Your assignment: Report every line of the entries that contains the word "label".

Records:
_ _ _

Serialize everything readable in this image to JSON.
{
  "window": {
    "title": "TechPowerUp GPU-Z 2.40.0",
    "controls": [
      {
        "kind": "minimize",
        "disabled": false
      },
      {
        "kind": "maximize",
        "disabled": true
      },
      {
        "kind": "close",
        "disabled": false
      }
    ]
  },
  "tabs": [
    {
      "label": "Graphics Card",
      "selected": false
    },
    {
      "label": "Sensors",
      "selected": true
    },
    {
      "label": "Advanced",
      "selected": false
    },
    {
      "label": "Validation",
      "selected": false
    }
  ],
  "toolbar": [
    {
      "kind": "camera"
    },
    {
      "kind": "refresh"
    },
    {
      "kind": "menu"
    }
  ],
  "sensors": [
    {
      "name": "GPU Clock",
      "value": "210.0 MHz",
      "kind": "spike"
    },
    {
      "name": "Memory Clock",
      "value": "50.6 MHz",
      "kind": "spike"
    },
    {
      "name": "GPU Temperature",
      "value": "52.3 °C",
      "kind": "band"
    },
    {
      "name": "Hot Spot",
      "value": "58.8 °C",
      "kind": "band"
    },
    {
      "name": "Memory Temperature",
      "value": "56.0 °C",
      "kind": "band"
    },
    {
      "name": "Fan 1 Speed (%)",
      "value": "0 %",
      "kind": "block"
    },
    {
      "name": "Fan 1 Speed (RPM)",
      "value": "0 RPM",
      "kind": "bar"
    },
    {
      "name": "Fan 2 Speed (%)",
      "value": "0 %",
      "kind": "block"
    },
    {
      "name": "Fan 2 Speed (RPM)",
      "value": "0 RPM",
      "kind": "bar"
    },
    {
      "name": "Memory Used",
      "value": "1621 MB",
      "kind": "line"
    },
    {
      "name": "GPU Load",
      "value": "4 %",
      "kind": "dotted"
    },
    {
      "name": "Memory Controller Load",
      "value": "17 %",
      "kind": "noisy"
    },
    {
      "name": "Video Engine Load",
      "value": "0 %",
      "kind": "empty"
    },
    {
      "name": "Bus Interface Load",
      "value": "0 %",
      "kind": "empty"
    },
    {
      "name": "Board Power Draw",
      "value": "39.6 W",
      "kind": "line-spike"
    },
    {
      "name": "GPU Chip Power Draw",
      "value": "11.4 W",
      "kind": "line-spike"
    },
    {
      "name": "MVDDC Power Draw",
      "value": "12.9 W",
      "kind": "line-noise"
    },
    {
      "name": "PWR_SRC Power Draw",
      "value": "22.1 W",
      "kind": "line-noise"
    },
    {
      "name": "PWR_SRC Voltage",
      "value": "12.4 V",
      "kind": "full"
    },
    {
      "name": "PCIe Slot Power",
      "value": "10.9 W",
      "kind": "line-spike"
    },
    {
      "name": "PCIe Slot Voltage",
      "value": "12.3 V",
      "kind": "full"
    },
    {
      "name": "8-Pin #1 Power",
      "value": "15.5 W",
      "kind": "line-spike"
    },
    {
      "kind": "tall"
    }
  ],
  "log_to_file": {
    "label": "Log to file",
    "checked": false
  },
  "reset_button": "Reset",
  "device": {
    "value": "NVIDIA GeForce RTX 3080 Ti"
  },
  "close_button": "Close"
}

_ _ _

Expected output:
      "label": "Graphics Card",
      "label": "Sensors",
      "label": "Advanced",
      "label": "Validation",
    "label": "Log to file",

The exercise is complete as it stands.